This thesis is about influences on Australian politicians' decision making in early childhood education and care (ECEC) policy. In Australia in the past decade, politicians across the political spectrum have instigated significant ECEC policy changes. In 2006, for example, the Liberal/National Coalition Federal Government implemented an 'overhaul' of the ECEC national quality assurance system. In 2007, the newly elected Labor Federal Government began its implementation of the national reform agenda for ECEC. Significantly, the Labor Government's national reforms required the support and agreement from all state and territory jurisdictions. However, despite the far reaching impact of politicians' decisions, little is known from empirical research about how politicians are influenced to make decisions about ECEC policy. This thesis explores how influence operates in the political context to better understand the complexity of ECEC policy decision making. Two instrumentalist case studies were designed to investigate the research question "What influences politicians' decision making in early childhood education and care policy in Australia?" in two policy 'sites'. The first case study examined a long-standing campaign from 2002 to 2009, organised by a large portion of the ECEC sector in the Australian state of New South Wales (NSW), to improve the state mandated ratio of staff to children for the birth to two year age group.
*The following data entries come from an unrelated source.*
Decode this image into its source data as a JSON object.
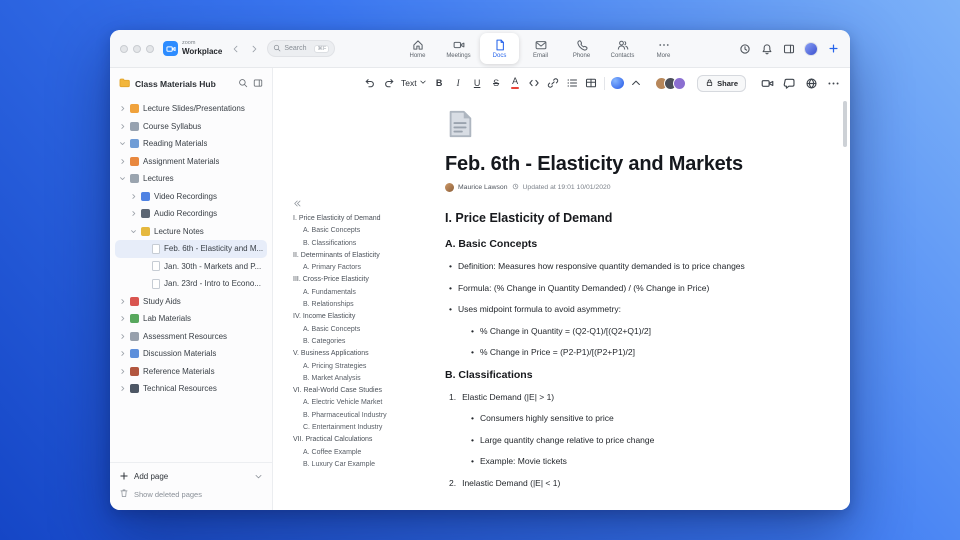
{
  "colors": {
    "accent_blue": "#2563eb"
  },
  "titlebar": {
    "brand_top": "zoom",
    "brand_bottom": "Workplace",
    "search_placeholder": "Search",
    "search_shortcut": "⌘F",
    "tabs": [
      {
        "label": "Home",
        "icon": "home-icon",
        "active": false
      },
      {
        "label": "Meetings",
        "icon": "meetings-camera-icon",
        "active": false
      },
      {
        "label": "Docs",
        "icon": "docs-icon",
        "active": true
      },
      {
        "label": "Email",
        "icon": "email-icon",
        "active": false
      },
      {
        "label": "Phone",
        "icon": "phone-icon",
        "active": false
      },
      {
        "label": "Contacts",
        "icon": "contacts-icon",
        "active": false
      },
      {
        "label": "More",
        "icon": "more-icon",
        "active": false
      }
    ],
    "right_icons": [
      "clock-icon",
      "bell-icon",
      "panel-icon",
      "user-avatar",
      "new-plus-button"
    ]
  },
  "sidebar": {
    "title": "Class Materials Hub",
    "header_icons": [
      "folder-icon",
      "search-icon",
      "panel-icon"
    ],
    "items": [
      {
        "label": "Lecture Slides/Presentations",
        "icon": "slides-icon",
        "color": "#f0a23c",
        "level": 0,
        "chevron": "right"
      },
      {
        "label": "Course Syllabus",
        "icon": "syllabus-icon",
        "color": "#97a2b0",
        "level": 0,
        "chevron": "right"
      },
      {
        "label": "Reading Materials",
        "icon": "book-icon",
        "color": "#6f9cd6",
        "level": 0,
        "chevron": "down"
      },
      {
        "label": "Assignment Materials",
        "icon": "assignment-icon",
        "color": "#e8883f",
        "level": 0,
        "chevron": "right"
      },
      {
        "label": "Lectures",
        "icon": "lectures-icon",
        "color": "#9aa4af",
        "level": 0,
        "chevron": "down"
      },
      {
        "label": "Video Recordings",
        "icon": "video-icon",
        "color": "#4f82e3",
        "level": 1,
        "chevron": "right"
      },
      {
        "label": "Audio Recordings",
        "icon": "audio-icon",
        "color": "#5b6573",
        "level": 1,
        "chevron": "right"
      },
      {
        "label": "Lecture Notes",
        "icon": "notes-icon",
        "color": "#e5b83e",
        "level": 1,
        "chevron": "down"
      },
      {
        "label": "Feb. 6th - Elasticity and M...",
        "icon": "page-icon",
        "color": "page",
        "level": 2,
        "selected": true
      },
      {
        "label": "Jan. 30th - Markets and P...",
        "icon": "page-icon",
        "color": "page",
        "level": 2
      },
      {
        "label": "Jan. 23rd - Intro to Econo...",
        "icon": "page-icon",
        "color": "page",
        "level": 2
      },
      {
        "label": "Study Aids",
        "icon": "study-icon",
        "color": "#d95550",
        "level": 0,
        "chevron": "right"
      },
      {
        "label": "Lab Materials",
        "icon": "lab-icon",
        "color": "#58a85e",
        "level": 0,
        "chevron": "right"
      },
      {
        "label": "Assessment Resources",
        "icon": "assessment-icon",
        "color": "#97a0ac",
        "level": 0,
        "chevron": "right"
      },
      {
        "label": "Discussion Materials",
        "icon": "discussion-icon",
        "color": "#5d8fdb",
        "level": 0,
        "chevron": "right"
      },
      {
        "label": "Reference Materials",
        "icon": "reference-icon",
        "color": "#b2563f",
        "level": 0,
        "chevron": "right"
      },
      {
        "label": "Technical Resources",
        "icon": "technical-icon",
        "color": "#4d5765",
        "level": 0,
        "chevron": "right"
      }
    ],
    "footer": {
      "add_page": "Add page",
      "show_deleted_pages": "Show deleted pages"
    }
  },
  "toolbar": {
    "text_style_label": "Text",
    "share_label": "Share",
    "glyphs": {
      "bold": "B",
      "italic": "I",
      "underline": "U",
      "strikethrough": "S",
      "color": "A"
    },
    "icons": [
      "undo-icon",
      "redo-icon",
      "text-color-icon",
      "code-icon",
      "link-icon",
      "bullet-list-icon",
      "table-icon",
      "ai-companion-icon",
      "collapse-toolbar-icon",
      "lock-icon",
      "video-camera-icon",
      "comment-icon",
      "language-icon",
      "more-icon"
    ],
    "avatar_colors": [
      "#b7875a",
      "#4b4f58",
      "#8b6fd1"
    ]
  },
  "document": {
    "title": "Feb. 6th - Elasticity and Markets",
    "author": "Maurice Lawson",
    "updated": "Updated at 19:01 10/01/2020",
    "outline": [
      {
        "label": "I. Price Elasticity of Demand",
        "level": 0
      },
      {
        "label": "A. Basic Concepts",
        "level": 1
      },
      {
        "label": "B. Classifications",
        "level": 1
      },
      {
        "label": "II. Determinants of Elasticity",
        "level": 0
      },
      {
        "label": "A. Primary Factors",
        "level": 1
      },
      {
        "label": "III. Cross-Price Elasticity",
        "level": 0
      },
      {
        "label": "A. Fundamentals",
        "level": 1
      },
      {
        "label": "B. Relationships",
        "level": 1
      },
      {
        "label": "IV. Income Elasticity",
        "level": 0
      },
      {
        "label": "A. Basic Concepts",
        "level": 1
      },
      {
        "label": "B. Categories",
        "level": 1
      },
      {
        "label": "V. Business Applications",
        "level": 0
      },
      {
        "label": "A. Pricing Strategies",
        "level": 1
      },
      {
        "label": "B. Market Analysis",
        "level": 1
      },
      {
        "label": "VI. Real-World Case Studies",
        "level": 0
      },
      {
        "label": "A. Electric Vehicle Market",
        "level": 1
      },
      {
        "label": "B. Pharmaceutical Industry",
        "level": 1
      },
      {
        "label": "C. Entertainment Industry",
        "level": 1
      },
      {
        "label": "VII. Practical Calculations",
        "level": 0
      },
      {
        "label": "A. Coffee Example",
        "level": 1
      },
      {
        "label": "B. Luxury Car Example",
        "level": 1
      }
    ],
    "content": [
      {
        "type": "h2",
        "text": "I. Price Elasticity of Demand"
      },
      {
        "type": "h3",
        "text": "A. Basic Concepts"
      },
      {
        "type": "bullet",
        "text": "Definition: Measures how responsive quantity demanded is to price changes"
      },
      {
        "type": "bullet",
        "text": "Formula: (% Change in Quantity Demanded) / (% Change in Price)"
      },
      {
        "type": "bullet",
        "text": "Uses midpoint formula to avoid asymmetry:"
      },
      {
        "type": "bullet2",
        "text": "% Change in Quantity = (Q2-Q1)/[(Q2+Q1)/2]"
      },
      {
        "type": "bullet2",
        "text": "% Change in Price = (P2-P1)/[(P2+P1)/2]"
      },
      {
        "type": "h3",
        "text": "B. Classifications"
      },
      {
        "type": "num",
        "num": "1.",
        "text": "Elastic Demand (|E| > 1)"
      },
      {
        "type": "bullet2",
        "text": "Consumers highly sensitive to price"
      },
      {
        "type": "bullet2",
        "text": "Large quantity change relative to price change"
      },
      {
        "type": "bullet2",
        "text": "Example: Movie tickets"
      },
      {
        "type": "num",
        "num": "2.",
        "text": "Inelastic Demand (|E| < 1)"
      }
    ]
  }
}
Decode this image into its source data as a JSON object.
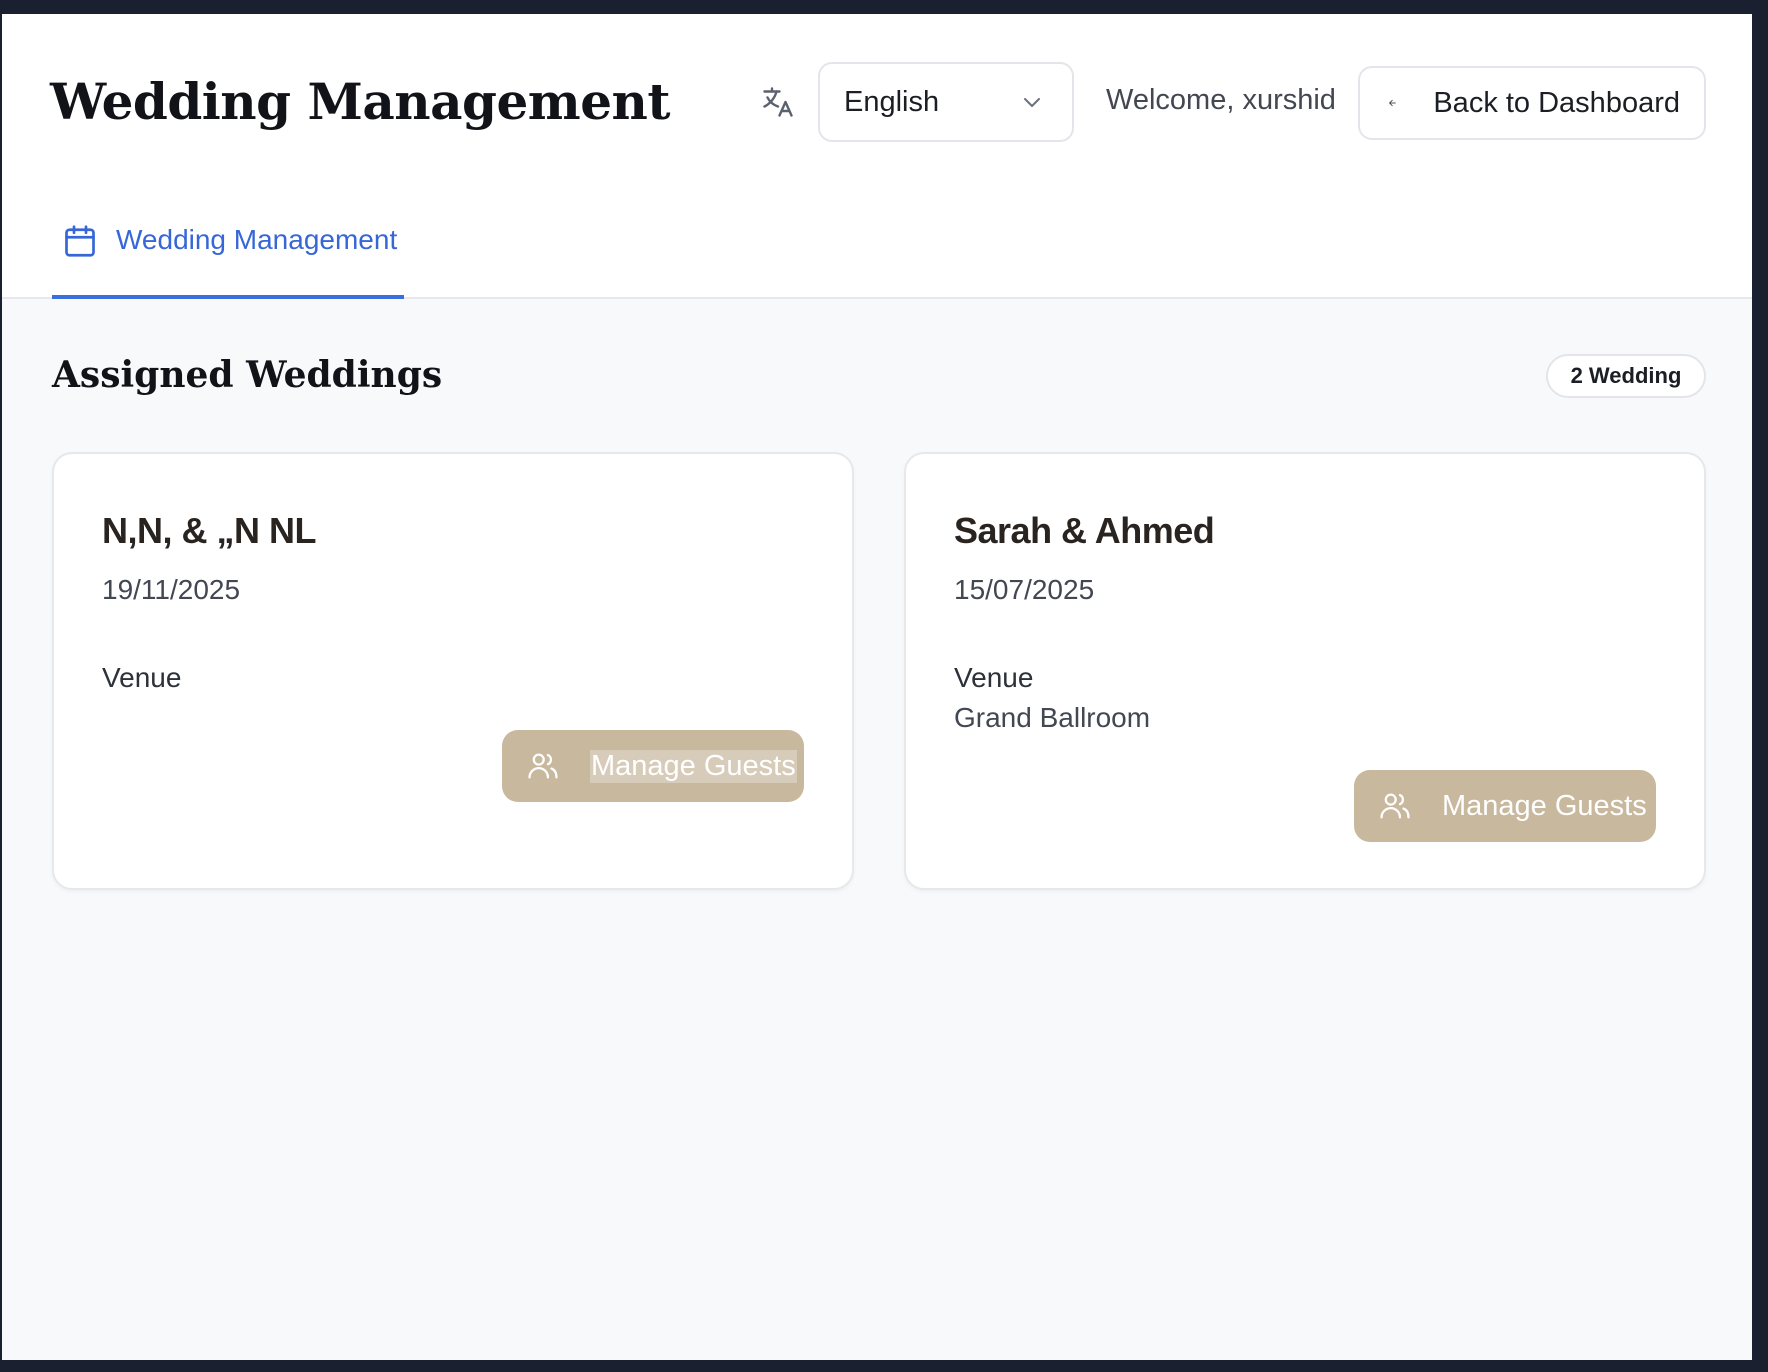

The second case study investigated Federal Government changes to quality improvement and assurance systems during the terms of two Federal Governments, 2006 to 2009. Each case study involved an analysis of relevant policy texts and semi-structured interviews with policy 'elites'. 'Elites' included politicians (n=9), public servants (n=3) and high profile ECEC advocates/activists (n=21). The Foucauldian concepts of power, knowledge, discourse, eventalisation and agonism were used to critically analyse the interview transcripts. Four key influences on politicians' decision making in ECEC policy were identified. First, a discursive analysis found the normalising discourses of neoliberalism, maternalism and neuroscience have a 'gravitational pull' on Australian politicians' conceptions of ECEC and their subsequent decisions for policy. Second, the study found that a series of singular but interrelated events termed 'plays of forces' generated opportune political moments that were catalysts for politicians to take particular policy action. Third, the use of tactics by politicians, public servants, advocates and activists influenced politicians' policy decision making, often during opportune political moments. Finally, the study found that limited and/or narrow conceptualisations of the possibilities of ECEC influenced politicians' understandings and decision making. This thesis offers ECEC researchers, advocates and activists an historical record of key policy moments primarily during the period 2002-2009, illuminating how advocacy/activism was enacted, how it was perceived by politicians, and whether or not it influenced politicians' decision making. The thesis makes visible how a range of stakeholders have actively generated plays of forces which produced opportune political moments that influenced politicians to make particular policy decisions. The thesis makes a case for agonism as a practice of provocation and contestation to disrupt and dislodge normalising discourses influencing politicians' decision making and to broaden conceptualisations of the possibilities of ECEC policy in Australia.
|Qualification||Doctor of Philosophy|
|Award date||22 Mar 2016|
|Place of Publication||Australia|
|Publication status||Published - 2016|